Once you’ve got the PHP Coding Standards set up in Visual Studio Code, I think it’s also important to make sure that you have PHPUnit installed so that you get in the practice of writing testable code.
If you wait to start doing this until after you’ve started a project, you’re far less likely to start doing it. I’m saying this both from experience and from working with other developers.
So before I start covering how to handle front-end linting and things like that, I want to walk through the process of setting up PHPUnit.

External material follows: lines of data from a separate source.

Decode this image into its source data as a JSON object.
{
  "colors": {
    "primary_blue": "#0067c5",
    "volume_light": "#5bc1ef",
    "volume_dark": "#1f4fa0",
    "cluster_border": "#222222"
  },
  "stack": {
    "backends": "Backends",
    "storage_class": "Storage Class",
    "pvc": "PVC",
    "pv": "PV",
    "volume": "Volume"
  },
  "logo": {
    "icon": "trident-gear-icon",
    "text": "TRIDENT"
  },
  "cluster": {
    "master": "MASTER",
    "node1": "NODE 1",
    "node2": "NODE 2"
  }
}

If you’ve not yet read how we’re managing packages or how we’re using Visual Studio Code, I recommend catching up by reading the following articles:
- A WordPress Development Environment (Using a Package Manager)
- An IDE for WordPress Development
- Working with User Settings in Visual Studio Code
Once you’re caught up, head back to this post.
What About Now?
For now, focus on taking care of getting things set up in your IDE. If you opt to proceed with working with configuration files and executing tests, that’s completely fine; otherwise, I’ll be covering exactly how to do that in the next series of posts.